**Work required**.
Return the records exactly as they are.

(Records from a data source)

▼

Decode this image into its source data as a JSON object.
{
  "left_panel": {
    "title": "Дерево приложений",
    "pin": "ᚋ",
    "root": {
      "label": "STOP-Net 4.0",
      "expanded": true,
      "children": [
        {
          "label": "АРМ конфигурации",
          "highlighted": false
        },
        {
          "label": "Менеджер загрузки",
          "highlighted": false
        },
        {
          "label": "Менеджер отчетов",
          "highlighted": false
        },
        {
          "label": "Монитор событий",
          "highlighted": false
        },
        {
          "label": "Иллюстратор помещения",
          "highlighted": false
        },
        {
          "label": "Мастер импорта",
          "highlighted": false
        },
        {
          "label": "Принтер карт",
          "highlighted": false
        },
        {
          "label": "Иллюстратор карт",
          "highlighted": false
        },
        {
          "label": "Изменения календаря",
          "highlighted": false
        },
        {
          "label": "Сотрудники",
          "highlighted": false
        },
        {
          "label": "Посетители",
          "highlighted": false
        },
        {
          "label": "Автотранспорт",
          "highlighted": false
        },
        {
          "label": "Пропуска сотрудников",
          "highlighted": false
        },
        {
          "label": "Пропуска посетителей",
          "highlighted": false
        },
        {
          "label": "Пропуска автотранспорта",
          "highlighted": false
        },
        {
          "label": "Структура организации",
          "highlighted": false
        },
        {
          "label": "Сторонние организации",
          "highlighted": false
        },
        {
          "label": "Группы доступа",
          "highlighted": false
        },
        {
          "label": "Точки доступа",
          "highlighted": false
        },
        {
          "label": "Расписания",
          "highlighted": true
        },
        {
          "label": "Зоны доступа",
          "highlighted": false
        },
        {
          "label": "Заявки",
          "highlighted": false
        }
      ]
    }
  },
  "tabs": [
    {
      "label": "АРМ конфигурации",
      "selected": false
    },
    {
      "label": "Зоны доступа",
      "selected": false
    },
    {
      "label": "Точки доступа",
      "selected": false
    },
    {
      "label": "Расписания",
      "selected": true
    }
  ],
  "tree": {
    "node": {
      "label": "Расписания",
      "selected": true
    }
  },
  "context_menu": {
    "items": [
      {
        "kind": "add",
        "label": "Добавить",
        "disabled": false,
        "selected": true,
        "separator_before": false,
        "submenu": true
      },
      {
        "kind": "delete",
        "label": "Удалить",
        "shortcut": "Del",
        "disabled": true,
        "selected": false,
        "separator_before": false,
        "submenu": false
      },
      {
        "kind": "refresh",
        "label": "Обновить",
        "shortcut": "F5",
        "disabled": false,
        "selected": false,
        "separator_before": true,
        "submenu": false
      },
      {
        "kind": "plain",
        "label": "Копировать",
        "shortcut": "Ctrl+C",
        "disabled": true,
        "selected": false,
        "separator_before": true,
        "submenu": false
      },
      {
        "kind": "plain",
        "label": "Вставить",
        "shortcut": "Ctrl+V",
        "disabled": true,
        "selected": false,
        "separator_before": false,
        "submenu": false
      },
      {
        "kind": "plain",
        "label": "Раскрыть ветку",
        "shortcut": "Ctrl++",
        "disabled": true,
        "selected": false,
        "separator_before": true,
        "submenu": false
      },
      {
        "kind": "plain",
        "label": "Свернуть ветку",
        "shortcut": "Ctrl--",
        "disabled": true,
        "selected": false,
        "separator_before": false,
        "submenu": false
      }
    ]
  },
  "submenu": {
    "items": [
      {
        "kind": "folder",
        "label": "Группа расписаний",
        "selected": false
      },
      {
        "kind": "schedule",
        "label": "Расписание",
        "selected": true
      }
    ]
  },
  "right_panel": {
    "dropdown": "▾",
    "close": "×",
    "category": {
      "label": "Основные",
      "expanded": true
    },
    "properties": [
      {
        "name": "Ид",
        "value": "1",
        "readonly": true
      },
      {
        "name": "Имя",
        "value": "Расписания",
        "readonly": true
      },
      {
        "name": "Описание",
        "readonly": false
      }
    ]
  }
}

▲

**Exercise response**.
Decode this image into its source data as a JSON object.
{
  "left_panel": {
    "title": "Дерево приложений",
    "pin": "ᚋ",
    "root": {
      "label": "STOP-Net 4.0",
      "expanded": true,
      "children": [
        {
          "label": "АРМ конфигурации",
          "highlighted": false
        },
        {
          "label": "Менеджер загрузки",
          "highlighted": false
        },
        {
          "label": "Менеджер отчетов",
          "highlighted": false
        },
        {
          "label": "Монитор событий",
          "highlighted": false
        },
        {
          "label": "Иллюстратор помещения",
          "highlighted": false
        },
        {
          "label": "Мастер импорта",
          "highlighted": false
        },
        {
          "label": "Принтер карт",
          "highlighted": false
        },
        {
          "label": "Иллюстратор карт",
          "highlighted": false
        },
        {
          "label": "Изменения календаря",
          "highlighted": false
        },
        {
          "label": "Сотрудники",
          "highlighted": false
        },
        {
          "label": "Посетители",
          "highlighted": false
        },
        {
          "label": "Автотранспорт",
          "highlighted": false
        },
        {
          "label": "Пропуска сотрудников",
          "highlighted": false
        },
        {
          "label": "Пропуска посетителей",
          "highlighted": false
        },
        {
          "label": "Пропуска автотранспорта",
          "highlighted": false
        },
        {
          "label": "Структура организации",
          "highlighted": false
        },
        {
          "label": "Сторонние организации",
          "highlighted": false
        },
        {
          "label": "Группы доступа",
          "highlighted": false
        },
        {
          "label": "Точки доступа",
          "highlighted": false
        },
        {
          "label": "Расписания",
          "highlighted": true
        },
        {
          "label": "Зоны доступа",
          "highlighted": false
        },
        {
          "label": "Заявки",
          "highlighted": false
        }
      ]
    }
  },
  "tabs": [
    {
      "label": "АРМ конфигурации",
      "selected": false
    },
    {
      "label": "Зоны доступа",
      "selected": false
    },
    {
      "label": "Точки доступа",
      "selected": false
    },
    {
      "label": "Расписания",
      "selected": true
    }
  ],
  "tree": {
    "node": {
      "label": "Расписания",
      "selected": true
    }
  },
  "context_menu": {
    "items": [
      {
        "kind": "add",
        "label": "Добавить",
        "disabled": false,
        "selected": true,
        "separator_before": false,
        "submenu": true
      },
      {
        "kind": "delete",
        "label": "Удалить",
        "shortcut": "Del",
        "disabled": true,
        "selected": false,
        "separator_before": false,
        "submenu": false
      },
      {
        "kind": "refresh",
        "label": "Обновить",
        "shortcut": "F5",
        "disabled": false,
        "selected": false,
        "separator_before": true,
        "submenu": false
      },
      {
        "kind": "plain",
        "label": "Копировать",
        "shortcut": "Ctrl+C",
        "disabled": true,
        "selected": false,
        "separator_before": true,
        "submenu": false
      },
      {
        "kind": "plain",
        "label": "Вставить",
        "shortcut": "Ctrl+V",
        "disabled": true,
        "selected": false,
        "separator_before": false,
        "submenu": false
      },
      {
        "kind": "plain",
        "label": "Раскрыть ветку",
        "shortcut": "Ctrl++",
        "disabled": true,
        "selected": false,
        "separator_before": true,
        "submenu": false
      },
      {
        "kind": "plain",
        "label": "Свернуть ветку",
        "shortcut": "Ctrl--",
        "disabled": true,
        "selected": false,
        "separator_before": false,
        "submenu": false
      }
    ]
  },
  "submenu": {
    "items": [
      {
        "kind": "folder",
        "label": "Группа расписаний",
        "selected": false
      },
      {
        "kind": "schedule",
        "label": "Расписание",
        "selected": true
      }
    ]
  },
  "right_panel": {
    "dropdown": "▾",
    "close": "×",
    "category": {
      "label": "Основные",
      "expanded": true
    },
    "properties": [
      {
        "name": "Ид",
        "value": "1",
        "readonly": true
      },
      {
        "name": "Имя",
        "value": "Расписания",
        "readonly": true
      },
      {
        "name": "Описание",
        "readonly": false
      }
    ]
  }
}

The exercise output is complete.